Theoretical and experimental techniques are used to study the tissue mechanics governing vocal fold closure and collision during phonation in order to evaluate the development of stresses that may be risk factors for pathology development. An original three-dimensional finite element model of vocal fold tissue predicts these quantities with high spatial resolution. Models predict that compressive stress in three directions and vertical shear stress are increased during collision in the typical location of lesions (i.e. the center of the superior medial edge of the vocal fold in the middle of the vibrating and contact region). This supports the hypothesis that stress is a cause of vocal fold pathology, and suggests modes of tissue injury. Predictions of increased stress due to increased voicing intensity are consistent with the hypothesis and clinical observations that loud voicing is a risk factor for benign vocal fold pathology development.
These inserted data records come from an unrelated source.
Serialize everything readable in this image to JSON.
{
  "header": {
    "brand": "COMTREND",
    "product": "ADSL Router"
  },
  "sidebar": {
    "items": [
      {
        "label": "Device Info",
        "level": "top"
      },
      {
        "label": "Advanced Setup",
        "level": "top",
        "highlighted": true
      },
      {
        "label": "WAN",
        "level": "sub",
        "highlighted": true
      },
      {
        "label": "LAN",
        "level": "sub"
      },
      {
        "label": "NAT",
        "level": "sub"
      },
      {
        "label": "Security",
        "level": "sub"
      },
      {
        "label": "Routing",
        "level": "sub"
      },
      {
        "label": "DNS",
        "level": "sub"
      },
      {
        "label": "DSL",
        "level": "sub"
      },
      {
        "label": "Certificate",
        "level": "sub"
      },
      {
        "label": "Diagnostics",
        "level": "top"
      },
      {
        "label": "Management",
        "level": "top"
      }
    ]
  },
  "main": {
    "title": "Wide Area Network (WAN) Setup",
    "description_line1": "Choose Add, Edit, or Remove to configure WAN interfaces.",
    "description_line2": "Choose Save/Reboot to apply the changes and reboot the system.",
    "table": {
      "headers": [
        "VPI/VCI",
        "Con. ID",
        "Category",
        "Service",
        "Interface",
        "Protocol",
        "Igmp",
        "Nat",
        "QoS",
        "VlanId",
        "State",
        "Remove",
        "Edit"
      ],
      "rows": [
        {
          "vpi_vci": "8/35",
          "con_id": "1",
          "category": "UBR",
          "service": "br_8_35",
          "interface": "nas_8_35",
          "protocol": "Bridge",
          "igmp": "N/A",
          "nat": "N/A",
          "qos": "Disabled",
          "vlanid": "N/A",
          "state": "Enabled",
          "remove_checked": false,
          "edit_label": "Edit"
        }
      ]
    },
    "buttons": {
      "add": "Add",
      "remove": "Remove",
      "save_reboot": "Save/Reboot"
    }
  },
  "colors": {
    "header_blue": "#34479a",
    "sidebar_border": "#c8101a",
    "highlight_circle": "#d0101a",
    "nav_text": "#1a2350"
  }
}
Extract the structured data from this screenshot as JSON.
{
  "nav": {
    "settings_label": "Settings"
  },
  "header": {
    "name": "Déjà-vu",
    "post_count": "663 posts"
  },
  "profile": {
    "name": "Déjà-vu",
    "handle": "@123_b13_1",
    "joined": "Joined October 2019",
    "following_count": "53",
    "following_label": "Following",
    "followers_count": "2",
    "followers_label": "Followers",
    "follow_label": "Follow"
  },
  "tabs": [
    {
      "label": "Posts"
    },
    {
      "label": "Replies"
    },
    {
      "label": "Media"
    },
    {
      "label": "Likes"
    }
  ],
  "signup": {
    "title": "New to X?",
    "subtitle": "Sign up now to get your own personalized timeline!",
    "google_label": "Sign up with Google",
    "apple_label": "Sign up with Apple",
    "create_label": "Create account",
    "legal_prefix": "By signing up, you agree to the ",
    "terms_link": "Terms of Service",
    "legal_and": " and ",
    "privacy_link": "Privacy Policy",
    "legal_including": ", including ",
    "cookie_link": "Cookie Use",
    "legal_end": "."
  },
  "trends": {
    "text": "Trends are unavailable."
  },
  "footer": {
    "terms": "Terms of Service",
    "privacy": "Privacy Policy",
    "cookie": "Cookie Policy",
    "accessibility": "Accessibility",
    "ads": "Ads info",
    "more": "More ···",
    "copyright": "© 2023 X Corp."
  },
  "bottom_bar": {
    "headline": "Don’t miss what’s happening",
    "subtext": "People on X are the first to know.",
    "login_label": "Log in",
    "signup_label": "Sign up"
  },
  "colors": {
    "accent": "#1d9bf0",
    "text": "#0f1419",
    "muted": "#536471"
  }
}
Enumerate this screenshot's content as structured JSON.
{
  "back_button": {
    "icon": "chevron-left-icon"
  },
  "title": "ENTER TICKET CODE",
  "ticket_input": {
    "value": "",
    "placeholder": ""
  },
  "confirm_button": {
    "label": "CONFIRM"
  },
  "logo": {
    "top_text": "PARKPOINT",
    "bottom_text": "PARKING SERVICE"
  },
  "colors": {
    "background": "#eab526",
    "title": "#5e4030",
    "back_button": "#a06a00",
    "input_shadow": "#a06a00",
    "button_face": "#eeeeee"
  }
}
Additional finite element models include a representation of the superficial lamina propria (SLP), which is a soft tissue layer near the surface of the vocal folds that contributes to voice quality and vocal fold injury. Increases in SLP stiffness are associated with increases in compressive and shear stresses in both the epithelium and SLP during collision. Increases in SLP stiffness are also associated with decreases in longitudinal tensile stress in the epithelium prior to collision. These results support the proposed role of SLP stiffness in determining mechanical stress and injury risk, and guide design and selection of SLP replacements used in vocal fold augmentation surgery. In vivo vocal fold collision forces in humans are measured using a new low profile force sensor that minimizes measurement artifacts and maintains voice quality. Impact force correlates more strongly with voice intensity than pitch. The finite element models translate increased force magnitudes into increases in compressive stress, vertical shear stress and Von Mises stress magnitudes. Avoidance of the conditions of increased collision force may prevent development of lesions.